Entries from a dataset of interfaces
=-=-=

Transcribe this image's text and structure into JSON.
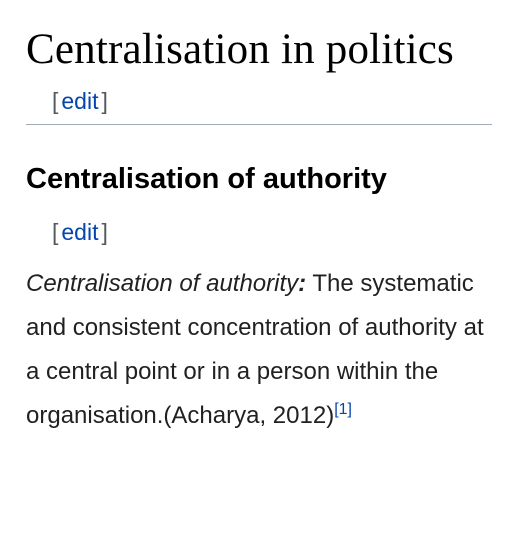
{
  "section": {
    "title": "Centralisation in politics",
    "edit_open": "[",
    "edit_label": "edit",
    "edit_close": "]"
  },
  "subsection": {
    "title": "Centralisation of authority",
    "edit_open": "[",
    "edit_label": "edit",
    "edit_close": "]"
  },
  "paragraph": {
    "term": "Centralisation of authority",
    "colon": ":",
    "text": " The systematic and consistent concentration of authority at a central point or in a person within the organisation.(Acharya, 2012)",
    "citation": "[1]"
  }
}
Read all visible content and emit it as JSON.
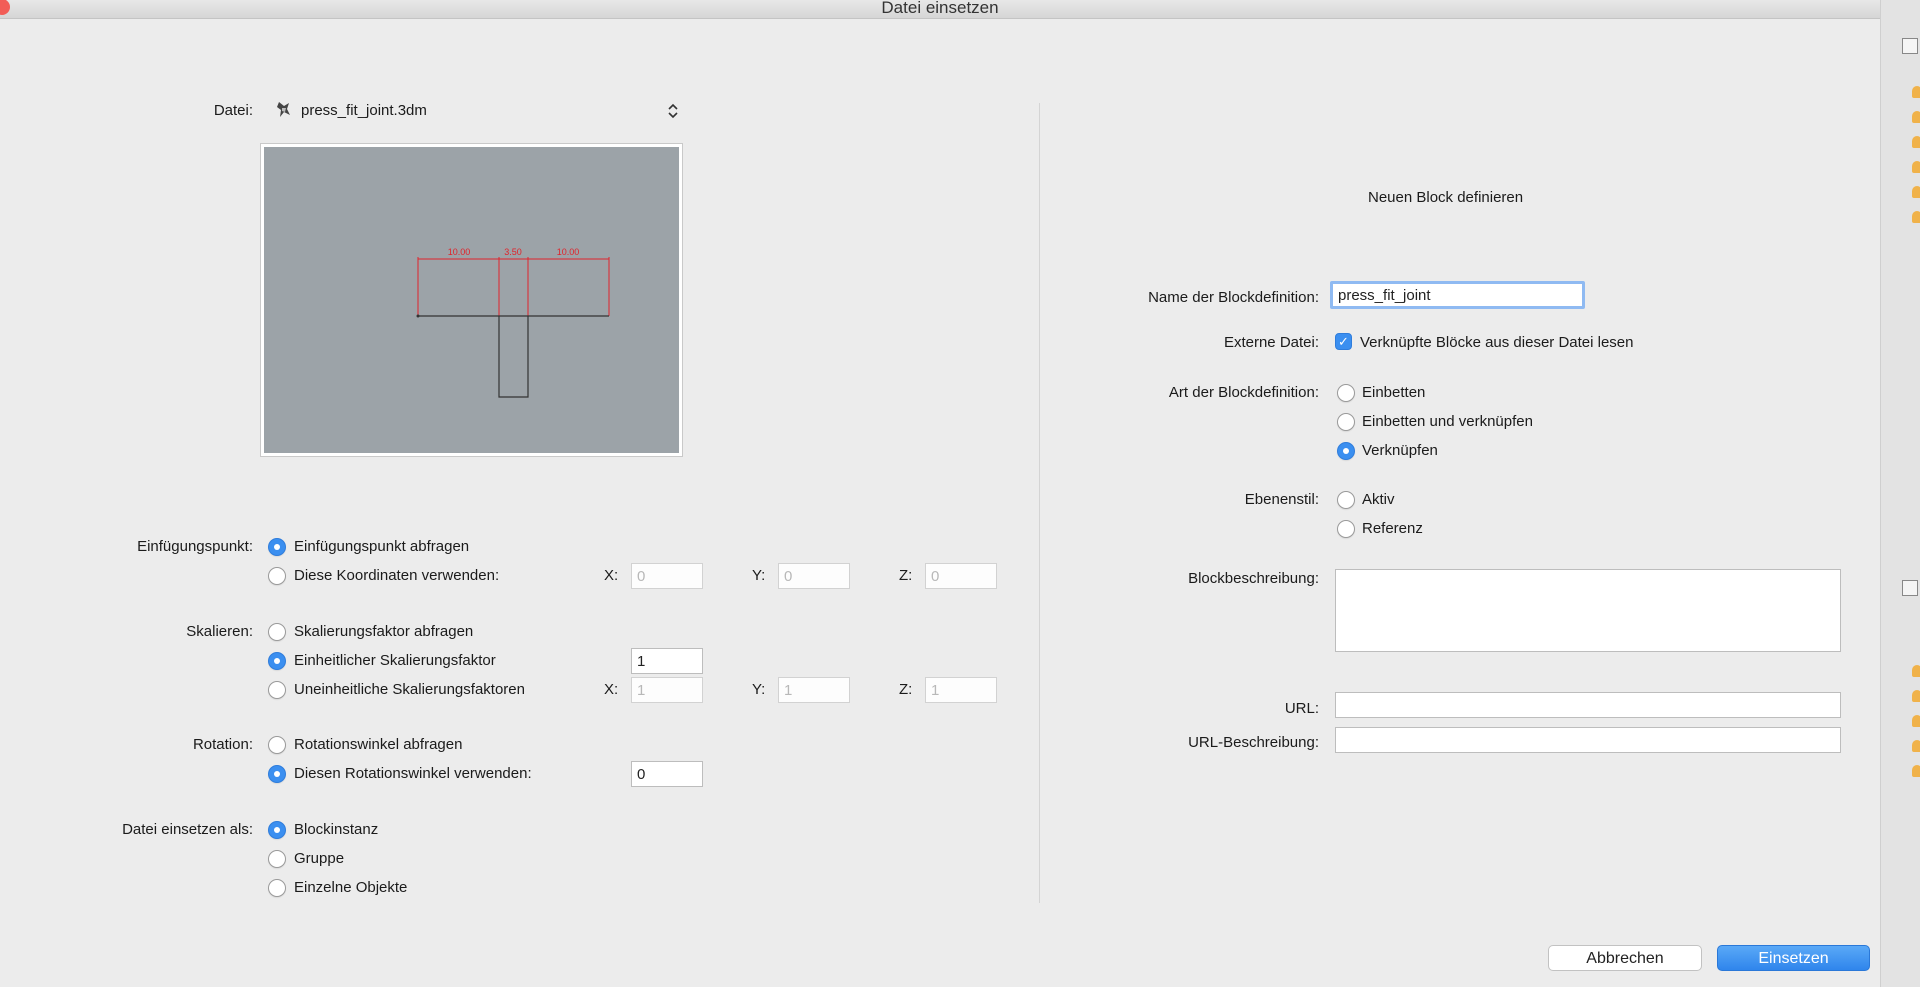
{
  "window": {
    "title": "Datei einsetzen"
  },
  "file": {
    "label": "Datei:",
    "name": "press_fit_joint.3dm",
    "chevron": "⌃⌄"
  },
  "preview": {
    "dimensions": [
      "10.00",
      "3.50",
      "10.00"
    ],
    "dimension_color": "#e0232b"
  },
  "insertion_point": {
    "label": "Einfügungspunkt:",
    "options": [
      "Einfügungspunkt abfragen",
      "Diese Koordinaten verwenden:"
    ],
    "selected": 0,
    "x_label": "X:",
    "y_label": "Y:",
    "z_label": "Z:",
    "x": "0",
    "y": "0",
    "z": "0"
  },
  "scale": {
    "label": "Skalieren:",
    "options": [
      "Skalierungsfaktor abfragen",
      "Einheitlicher Skalierungsfaktor",
      "Uneinheitliche Skalierungsfaktoren"
    ],
    "selected": 1,
    "uniform_value": "1",
    "x_label": "X:",
    "y_label": "Y:",
    "z_label": "Z:",
    "x": "1",
    "y": "1",
    "z": "1"
  },
  "rotation": {
    "label": "Rotation:",
    "options": [
      "Rotationswinkel abfragen",
      "Diesen Rotationswinkel verwenden:"
    ],
    "selected": 1,
    "value": "0"
  },
  "insert_as": {
    "label": "Datei einsetzen als:",
    "options": [
      "Blockinstanz",
      "Gruppe",
      "Einzelne Objekte"
    ],
    "selected": 0
  },
  "block": {
    "heading": "Neuen Block definieren",
    "name_label": "Name der Blockdefinition:",
    "name_value": "press_fit_joint",
    "external_label": "Externe Datei:",
    "external_checkbox_label": "Verknüpfte Blöcke aus dieser Datei lesen",
    "external_checked": true,
    "type_label": "Art der Blockdefinition:",
    "type_options": [
      "Einbetten",
      "Einbetten und verknüpfen",
      "Verknüpfen"
    ],
    "type_selected": 2,
    "layer_label": "Ebenenstil:",
    "layer_options": [
      "Aktiv",
      "Referenz"
    ],
    "layer_selected": -1,
    "description_label": "Blockbeschreibung:",
    "description_value": "",
    "url_label": "URL:",
    "url_value": "",
    "url_desc_label": "URL-Beschreibung:",
    "url_desc_value": ""
  },
  "buttons": {
    "cancel": "Abbrechen",
    "ok": "Einsetzen"
  },
  "colors": {
    "accent": "#3b8ff0",
    "preview_bg": "#9ca3a8"
  }
}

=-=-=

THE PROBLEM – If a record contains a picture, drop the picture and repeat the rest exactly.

RESULT –
Transcribe this image's text and structure into JSON.
{
  "section": {
    "title": "Centralisation in politics",
    "edit_open": "[",
    "edit_label": "edit",
    "edit_close": "]"
  },
  "subsection": {
    "title": "Centralisation of authority",
    "edit_open": "[",
    "edit_label": "edit",
    "edit_close": "]"
  },
  "paragraph": {
    "term": "Centralisation of authority",
    "colon": ":",
    "text": " The systematic and consistent concentration of authority at a central point or in a person within the organisation.(Acharya, 2012)",
    "citation": "[1]"
  }
}
Read all visible content and emit it as JSON.
{
  "window": {
    "title": "Datei einsetzen"
  },
  "file": {
    "label": "Datei:",
    "name": "press_fit_joint.3dm",
    "chevron": "⌃⌄"
  },
  "preview": {
    "dimensions": [
      "10.00",
      "3.50",
      "10.00"
    ],
    "dimension_color": "#e0232b"
  },
  "insertion_point": {
    "label": "Einfügungspunkt:",
    "options": [
      "Einfügungspunkt abfragen",
      "Diese Koordinaten verwenden:"
    ],
    "selected": 0,
    "x_label": "X:",
    "y_label": "Y:",
    "z_label": "Z:",
    "x": "0",
    "y": "0",
    "z": "0"
  },
  "scale": {
    "label": "Skalieren:",
    "options": [
      "Skalierungsfaktor abfragen",
      "Einheitlicher Skalierungsfaktor",
      "Uneinheitliche Skalierungsfaktoren"
    ],
    "selected": 1,
    "uniform_value": "1",
    "x_label": "X:",
    "y_label": "Y:",
    "z_label": "Z:",
    "x": "1",
    "y": "1",
    "z": "1"
  },
  "rotation": {
    "label": "Rotation:",
    "options": [
      "Rotationswinkel abfragen",
      "Diesen Rotationswinkel verwenden:"
    ],
    "selected": 1,
    "value": "0"
  },
  "insert_as": {
    "label": "Datei einsetzen als:",
    "options": [
      "Blockinstanz",
      "Gruppe",
      "Einzelne Objekte"
    ],
    "selected": 0
  },
  "block": {
    "heading": "Neuen Block definieren",
    "name_label": "Name der Blockdefinition:",
    "name_value": "press_fit_joint",
    "external_label": "Externe Datei:",
    "external_checkbox_label": "Verknüpfte Blöcke aus dieser Datei lesen",
    "external_checked": true,
    "type_label": "Art der Blockdefinition:",
    "type_options": [
      "Einbetten",
      "Einbetten und verknüpfen",
      "Verknüpfen"
    ],
    "type_selected": 2,
    "layer_label": "Ebenenstil:",
    "layer_options": [
      "Aktiv",
      "Referenz"
    ],
    "layer_selected": -1,
    "description_label": "Blockbeschreibung:",
    "description_value": "",
    "url_label": "URL:",
    "url_value": "",
    "url_desc_label": "URL-Beschreibung:",
    "url_desc_value": ""
  },
  "buttons": {
    "cancel": "Abbrechen",
    "ok": "Einsetzen"
  },
  "colors": {
    "accent": "#3b8ff0",
    "preview_bg": "#9ca3a8"
  }
}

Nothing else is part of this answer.